One can certainly argue about the ineffectiveness of drug testing, as many convicted dopers have never popped positive, or maybe only popped positive 1 or 2 times, out of the dozens (or hundreds) of times they’ve been tested. But I still think drug testing is an absolute vital cornerstone to anti-doping efforts, because without it, doping would turn into a “wild wild west” situation. Anything, and everything, would go, no matter how brazen. Drug testing at least provides the threat of a deterrent, and in the case where it actually does catch someone, provides unambiguous proof that they were operating outside the rules to defraud fellow competitors of prize money and sponsorships.
The results are below:
What do these results tell us?
-The vast majority of professional triathletes who specialize in non-drafting triathlon were not tested, either in-, or out-of, competition, from Jan 2013 – Sep 2013.
-Out of 160 WTC “race events”, there were 21 in-competition drug tests (13%) . Out of 70 non-WTC “race events”, there were 3 in-competition drug tests (4%) . (I’m defining a “race event” as a single person doing a single race. So one person doing 6 different races would be defined as 6 “race events”). These in-competition test numbers were largely made up of only a couple of athletes being tested multiple times.
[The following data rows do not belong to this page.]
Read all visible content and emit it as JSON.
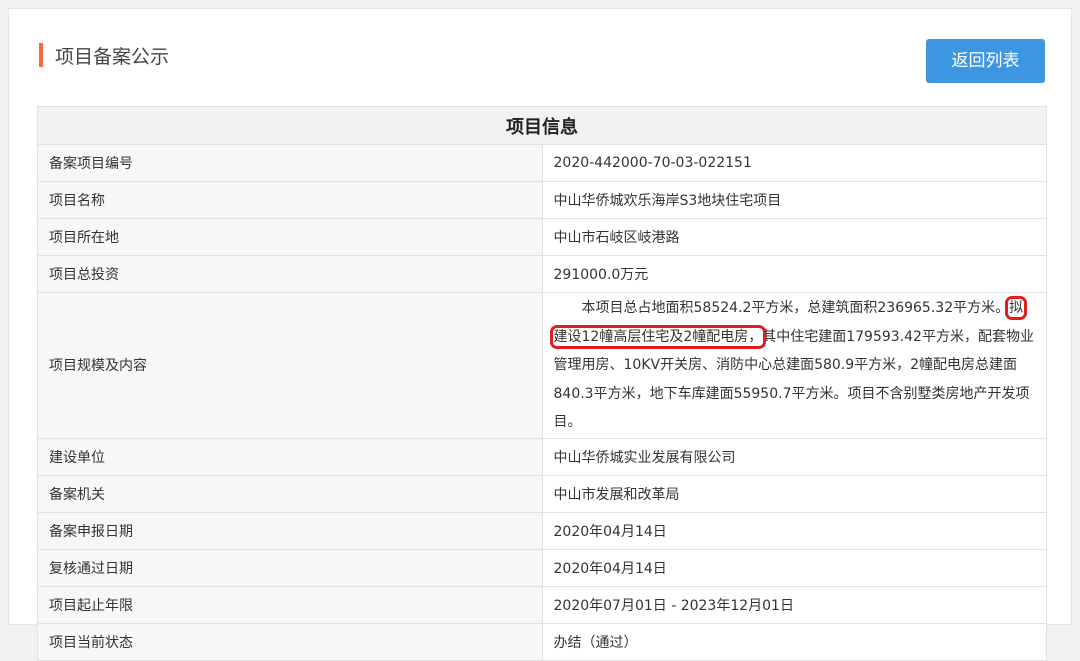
{
  "header": {
    "title": "项目备案公示",
    "back_button": "返回列表"
  },
  "table": {
    "title": "项目信息",
    "rows": [
      {
        "label": "备案项目编号",
        "value": "2020-442000-70-03-022151"
      },
      {
        "label": "项目名称",
        "value": "中山华侨城欢乐海岸S3地块住宅项目"
      },
      {
        "label": "项目所在地",
        "value": "中山市石岐区岐港路"
      },
      {
        "label": "项目总投资",
        "value": "291000.0万元"
      },
      {
        "label": "项目规模及内容",
        "value_before": "本项目总占地面积58524.2平方米，总建筑面积236965.32平方米。",
        "value_highlight": "拟建设12幢高层住宅及2幢配电房，",
        "value_after": "其中住宅建面179593.42平方米，配套物业管理用房、10KV开关房、消防中心总建面580.9平方米，2幢配电房总建面840.3平方米，地下车库建面55950.7平方米。项目不含别墅类房地产开发项目。"
      },
      {
        "label": "建设单位",
        "value": "中山华侨城实业发展有限公司"
      },
      {
        "label": "备案机关",
        "value": "中山市发展和改革局"
      },
      {
        "label": "备案申报日期",
        "value": "2020年04月14日"
      },
      {
        "label": "复核通过日期",
        "value": "2020年04月14日"
      },
      {
        "label": "项目起止年限",
        "value": "2020年07月01日 - 2023年12月01日"
      },
      {
        "label": "项目当前状态",
        "value": "办结（通过）"
      }
    ]
  },
  "colors": {
    "accent_bar": "#f26b3a",
    "button": "#3d97e0",
    "highlight_box": "#e0201e"
  }
}
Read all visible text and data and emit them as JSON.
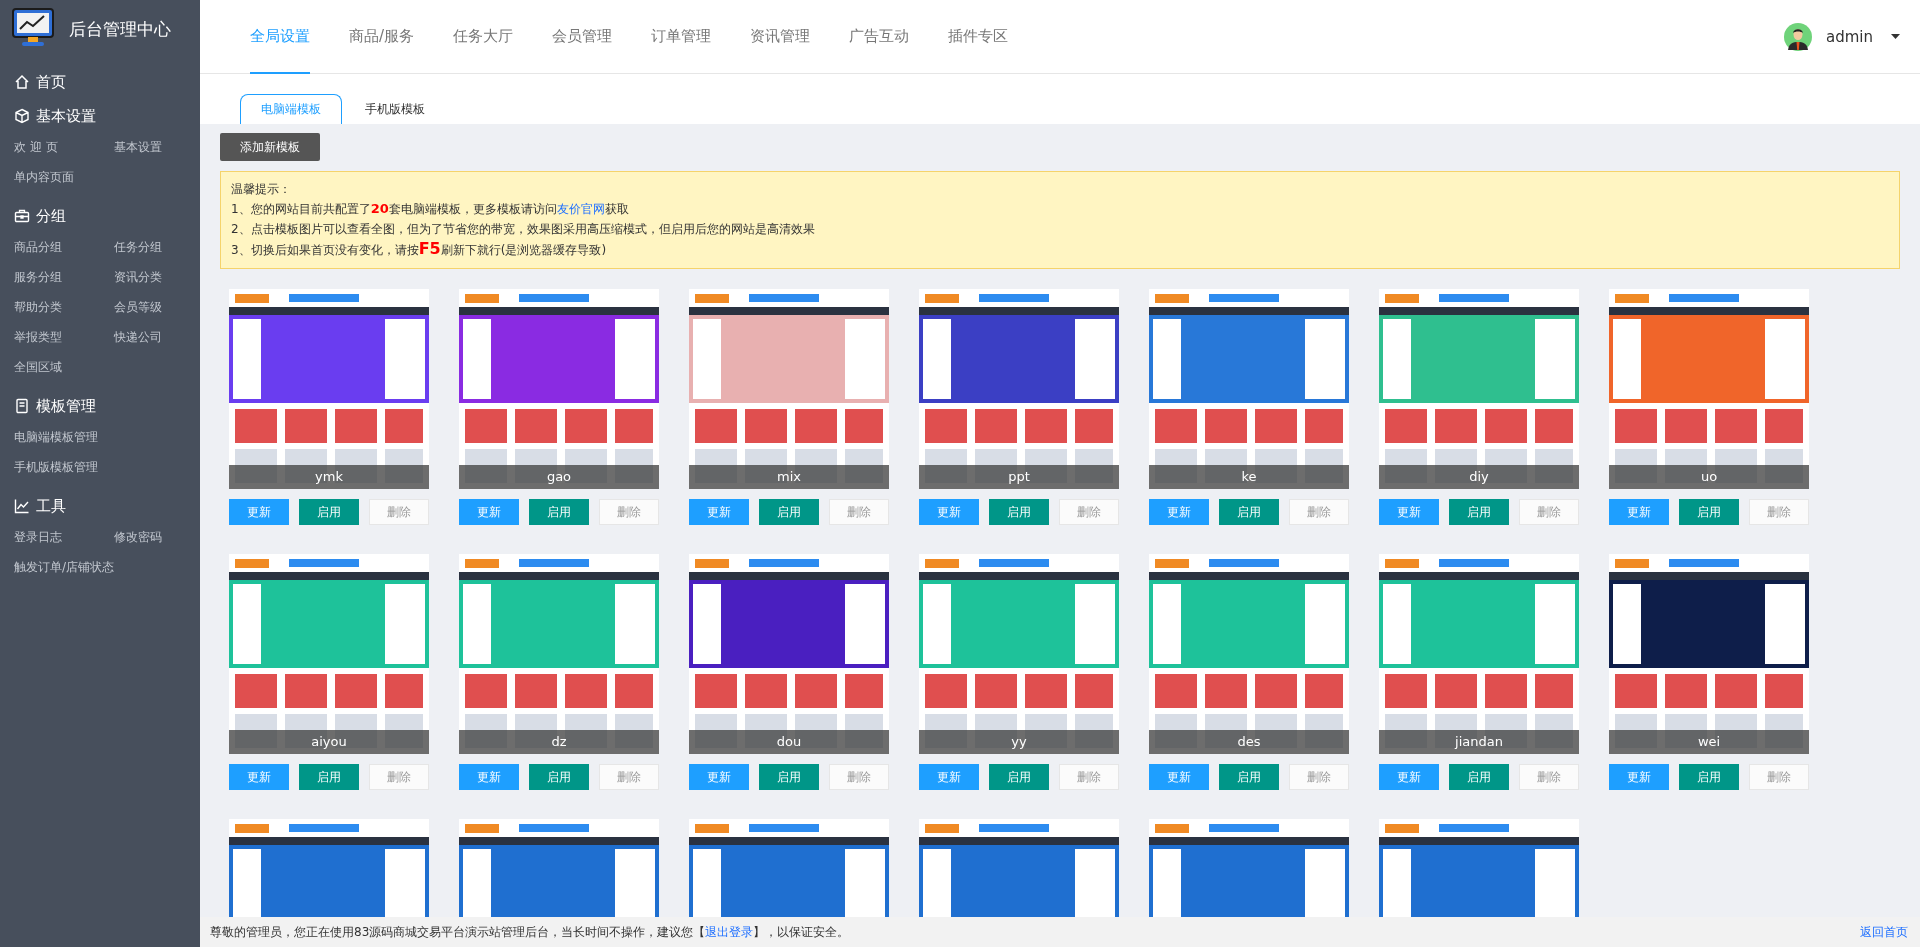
{
  "app": {
    "title": "后台管理中心"
  },
  "sidebar": [
    {
      "title": "首页"
    },
    {
      "title": "基本设置",
      "rows": [
        [
          "欢 迎 页",
          "基本设置"
        ],
        [
          "单内容页面"
        ]
      ]
    },
    {
      "title": "分组",
      "rows": [
        [
          "商品分组",
          "任务分组"
        ],
        [
          "服务分组",
          "资讯分类"
        ],
        [
          "帮助分类",
          "会员等级"
        ],
        [
          "举报类型",
          "快递公司"
        ],
        [
          "全国区域"
        ]
      ]
    },
    {
      "title": "模板管理",
      "rows": [
        [
          "电脑端模板管理"
        ],
        [
          "手机版模板管理"
        ]
      ]
    },
    {
      "title": "工具",
      "rows": [
        [
          "登录日志",
          "修改密码"
        ],
        [
          "触发订单/店铺状态"
        ]
      ]
    }
  ],
  "top_nav": [
    {
      "label": "全局设置",
      "selected": true
    },
    {
      "label": "商品/服务",
      "selected": false
    },
    {
      "label": "任务大厅",
      "selected": false
    },
    {
      "label": "会员管理",
      "selected": false
    },
    {
      "label": "订单管理",
      "selected": false
    },
    {
      "label": "资讯管理",
      "selected": false
    },
    {
      "label": "广告互动",
      "selected": false
    },
    {
      "label": "插件专区",
      "selected": false
    }
  ],
  "user": {
    "name": "admin"
  },
  "sub_tabs": [
    {
      "label": "电脑端模板",
      "selected": true
    },
    {
      "label": "手机版模板",
      "selected": false
    }
  ],
  "add_button": "添加新模板",
  "notice": {
    "title": "温馨提示：",
    "lines": [
      [
        {
          "kind": "plain",
          "text": "1、您的网站目前共配置了"
        },
        {
          "kind": "emph",
          "text": "20"
        },
        {
          "kind": "plain",
          "text": "套电脑端模板，更多模板请访问"
        },
        {
          "kind": "link",
          "text": "友价官网"
        },
        {
          "kind": "plain",
          "text": "获取"
        }
      ],
      [
        {
          "kind": "plain",
          "text": "2、点击模板图片可以查看全图，但为了节省您的带宽，效果图采用高压缩模式，但启用后您的网站是高清效果"
        }
      ],
      [
        {
          "kind": "plain",
          "text": "3、切换后如果首页没有变化，请按"
        },
        {
          "kind": "key",
          "text": "F5"
        },
        {
          "kind": "plain",
          "text": "刷新下就行(是浏览器缓存导致)"
        }
      ]
    ]
  },
  "templates": [
    {
      "name": "ymk",
      "buttons": [
        {
          "label": "更新",
          "kind": "primary",
          "disabled": false
        },
        {
          "label": "启用",
          "kind": "success",
          "disabled": false
        },
        {
          "label": "删除",
          "kind": "default",
          "disabled": true
        }
      ]
    },
    {
      "name": "gao",
      "buttons": [
        {
          "label": "更新",
          "kind": "primary",
          "disabled": false
        },
        {
          "label": "启用",
          "kind": "success",
          "disabled": false
        },
        {
          "label": "删除",
          "kind": "default",
          "disabled": true
        }
      ]
    },
    {
      "name": "mix",
      "buttons": [
        {
          "label": "更新",
          "kind": "primary",
          "disabled": false
        },
        {
          "label": "启用",
          "kind": "success",
          "disabled": false
        },
        {
          "label": "删除",
          "kind": "default",
          "disabled": true
        }
      ]
    },
    {
      "name": "ppt",
      "buttons": [
        {
          "label": "更新",
          "kind": "primary",
          "disabled": false
        },
        {
          "label": "启用",
          "kind": "success",
          "disabled": false
        },
        {
          "label": "删除",
          "kind": "default",
          "disabled": true
        }
      ]
    },
    {
      "name": "ke",
      "buttons": [
        {
          "label": "更新",
          "kind": "primary",
          "disabled": false
        },
        {
          "label": "启用",
          "kind": "success",
          "disabled": false
        },
        {
          "label": "删除",
          "kind": "default",
          "disabled": true
        }
      ]
    },
    {
      "name": "diy",
      "buttons": [
        {
          "label": "更新",
          "kind": "primary",
          "disabled": false
        },
        {
          "label": "启用",
          "kind": "success",
          "disabled": false
        },
        {
          "label": "删除",
          "kind": "default",
          "disabled": true
        }
      ]
    },
    {
      "name": "uo",
      "buttons": [
        {
          "label": "更新",
          "kind": "primary",
          "disabled": false
        },
        {
          "label": "启用",
          "kind": "success",
          "disabled": false
        },
        {
          "label": "删除",
          "kind": "default",
          "disabled": true
        }
      ]
    },
    {
      "name": "aiyou",
      "buttons": [
        {
          "label": "更新",
          "kind": "primary",
          "disabled": false
        },
        {
          "label": "启用",
          "kind": "success",
          "disabled": false
        },
        {
          "label": "删除",
          "kind": "default",
          "disabled": true
        }
      ]
    },
    {
      "name": "dz",
      "buttons": [
        {
          "label": "更新",
          "kind": "primary",
          "disabled": false
        },
        {
          "label": "启用",
          "kind": "success",
          "disabled": false
        },
        {
          "label": "删除",
          "kind": "default",
          "disabled": true
        }
      ]
    },
    {
      "name": "dou",
      "buttons": [
        {
          "label": "更新",
          "kind": "primary",
          "disabled": false
        },
        {
          "label": "启用",
          "kind": "success",
          "disabled": false
        },
        {
          "label": "删除",
          "kind": "default",
          "disabled": true
        }
      ]
    },
    {
      "name": "yy",
      "buttons": [
        {
          "label": "更新",
          "kind": "primary",
          "disabled": false
        },
        {
          "label": "启用",
          "kind": "success",
          "disabled": false
        },
        {
          "label": "删除",
          "kind": "default",
          "disabled": true
        }
      ]
    },
    {
      "name": "des",
      "buttons": [
        {
          "label": "更新",
          "kind": "primary",
          "disabled": false
        },
        {
          "label": "启用",
          "kind": "success",
          "disabled": false
        },
        {
          "label": "删除",
          "kind": "default",
          "disabled": true
        }
      ]
    },
    {
      "name": "jiandan",
      "buttons": [
        {
          "label": "更新",
          "kind": "primary",
          "disabled": false
        },
        {
          "label": "启用",
          "kind": "success",
          "disabled": false
        },
        {
          "label": "删除",
          "kind": "default",
          "disabled": true
        }
      ]
    },
    {
      "name": "wei",
      "buttons": [
        {
          "label": "更新",
          "kind": "primary",
          "disabled": false
        },
        {
          "label": "启用",
          "kind": "success",
          "disabled": false
        },
        {
          "label": "删除",
          "kind": "default",
          "disabled": true
        }
      ]
    },
    {
      "kind": "preview"
    },
    {
      "kind": "preview"
    },
    {
      "kind": "preview"
    },
    {
      "kind": "preview"
    },
    {
      "kind": "preview"
    },
    {
      "kind": "preview"
    }
  ],
  "footer": {
    "message": [
      {
        "kind": "plain",
        "text": "尊敬的管理员，您正在使用83源码商城交易平台演示站管理后台，当长时间不操作，建议您【"
      },
      {
        "kind": "link",
        "text": "退出登录"
      },
      {
        "kind": "plain",
        "text": "】，以保证安全。"
      }
    ],
    "home_link": "返回首页"
  }
}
-There are a minority who get tested frequently by the WTC. This would indicate “targeted testing” by the WTC, most likely aimed at the top performers. While I wish everyone would get tested, targeted testing at top performers is a reasonable allocation of resources by them. Out-of-competition testing by the WTC, however, is very sparse. This is a bit disappointing, because you’re more likely to catch a doper with an unexpected out-of-competition test, than with a more predictable in-competition test.
-Non-WTC race organizations essentially don’t test. Pretty much anything goes at non-WTC events, in terms of doping. This is very disappointing & frustrating to me. The WTC’s program certainly isn’t perfect, but at least they’re trying… Gotta give them some credit for that.
I’m not going to pretend to know all about the economics of drug testing. That’s not the point of this article. I’m just trying to shed some light on how frequently drug testing actually happens.
I think one of the things we’ve learned over the last 10 years is that drug testing is only one part of the equation when it comes to anti-doping efforts. I think anti-doping efforts have to start with education from a young age, teaching about the dangers associated with doping, and and unethical nature of it. I also think we have to encourage whistle blowers to stand up, and be more willing to accept “where there’s smoke, there’s fire” types of evidence. I’m certainly not proposing we regress to 1950’s era McCarthy-ism, where everyone is on a witch hunt, just flinging around accusations. But simply proposing that we encourage people, who have evidence against a doper, to stand up, and not be afraid of being intimidated by dopers. Not be afraid about presenting evidence against an athlete if they have credible evidence, just because that athlete hasn’t popped positive, yet. After all, Lance only popped positive once or twice, out of hundreds of drug tests. And he was the biggest drug cheat in sports history…
Until next time… Keep training hard, and resting harder!